Fanfare for opening 'long-awaited' bridge

21:37, Apr 06 2014
VITAL LINK: The opening of the first of two new bridges spanning the Waitaki River at Kurow.

People from around the Waitaki and Waimate districts came to Kurow in their hundreds yesterday to celebrate the opening of the first of two new bridges spanning the Waitaki River on State Highway 82.

Pupils and staff from Waitaki Valley School also attended for the speeches, ribbon-cutting and karakia that took place.

The day was particularly special for 8-year-old Grace Newlands, who, along with Waitaki MP Jacqui Dean, took the first motorised jaunt across the bridge in a 1938 Pontiac, driven by Trevor Appleby.

Grace is the great-great-granddaughter of William Ogilvy Ross, who operated the ferry service and punt across the river until the original bridge opened in 1881.

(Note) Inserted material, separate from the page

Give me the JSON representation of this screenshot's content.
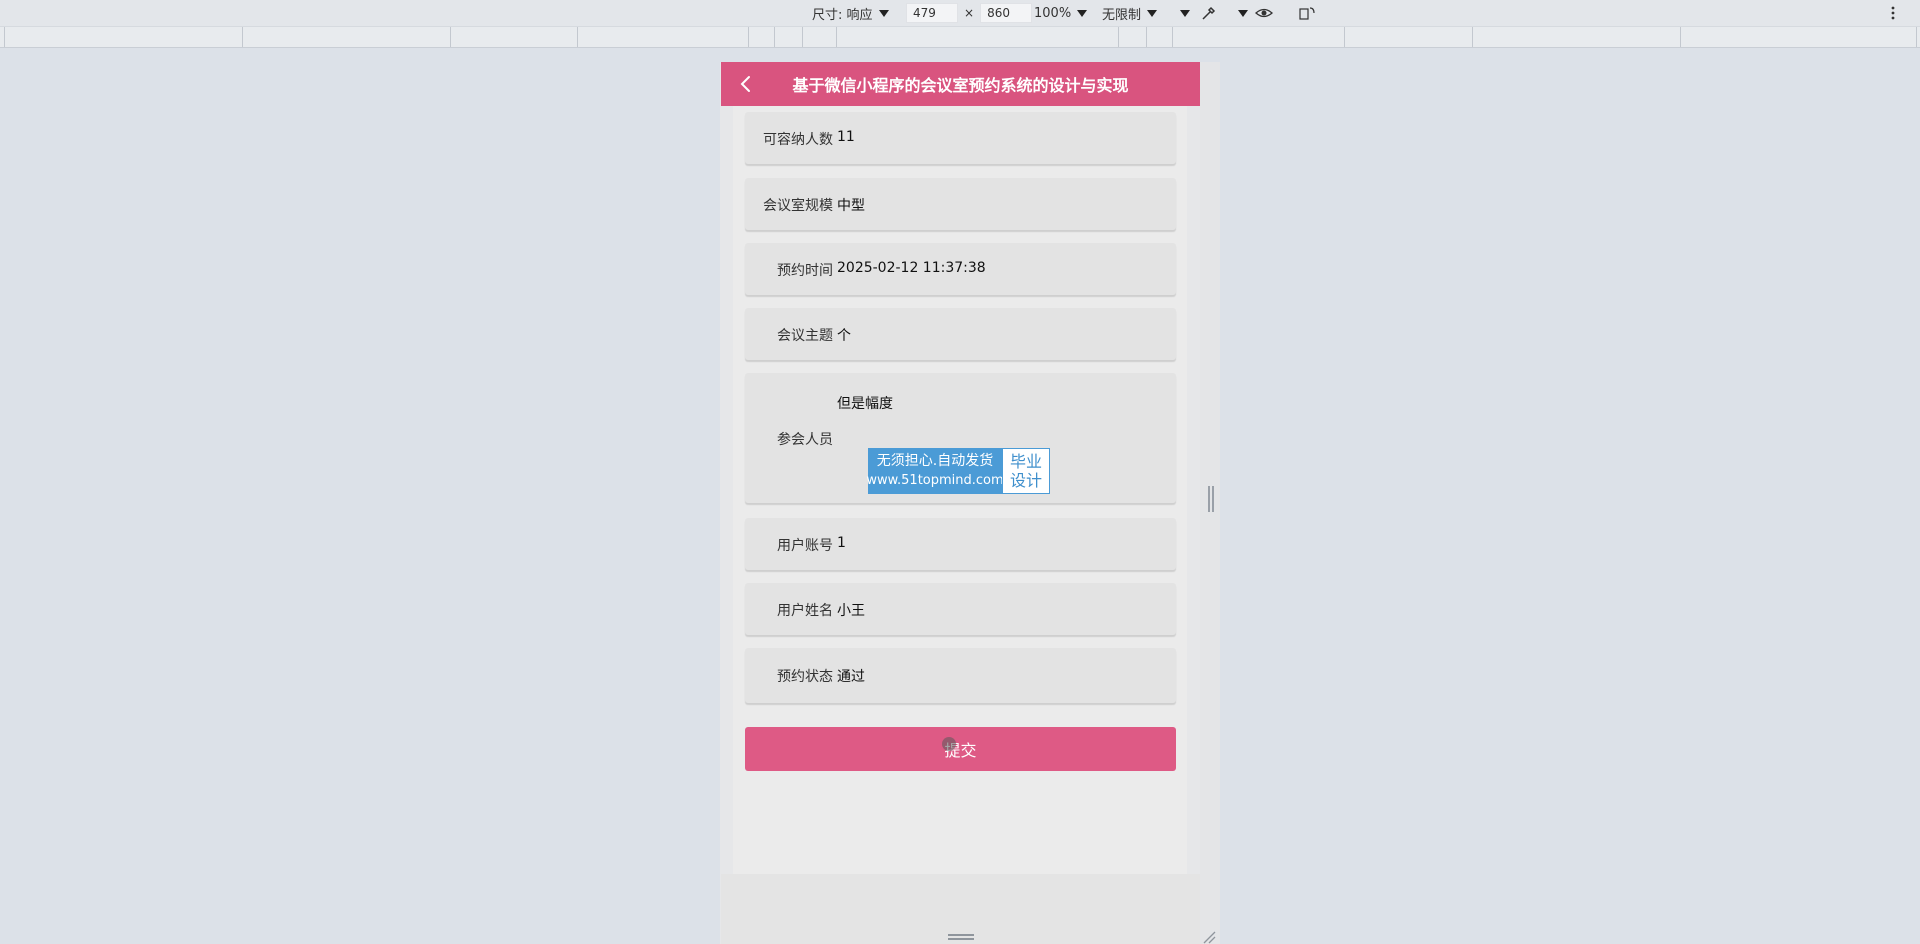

Joining the trio were sisters Yvonne Foster and Aileen Parker, who rode their bikes along the bridges to school in the 1940s. They were led across by piper Hugh Cameron.

"The good turnout underlines the high level of anticipation and excitement at seeing the first of these new and long-awaited bridges become open," Mrs Dean said.


"When fully operational this pair of modern bridges will open up new and exciting opportunities for this area."

Waitaki mayor Gary Kircher said the day was historic for the area.

"This connection between the Waitaki and Waimate districts is crucial to our communities, economies and to our future. Without it, we would be much poorer in more ways than one."

Former Waimate mayor John Coles was delighted to see one of the bridges finally open.

"When these two bridges finally open, this will give the local community the assured ability to cross the Waitaki at any time."

Former Waitaki mayor Alex Familton also spoke and described the bridge as a vital link "socially and economically".

Next week, deconstruction work on the 133-year-old timber bridges will begin.

Material from both bridges is being donated to the Waimate and Waitaki District Councils and the Department of Conservation for local historic and community projects.

The $20.1 million project is part of NZTA's $1 billion Canterbury transport network investment project.

The second and larger of the pair of new two-lane bridges will open later this year.

The Timaru Herald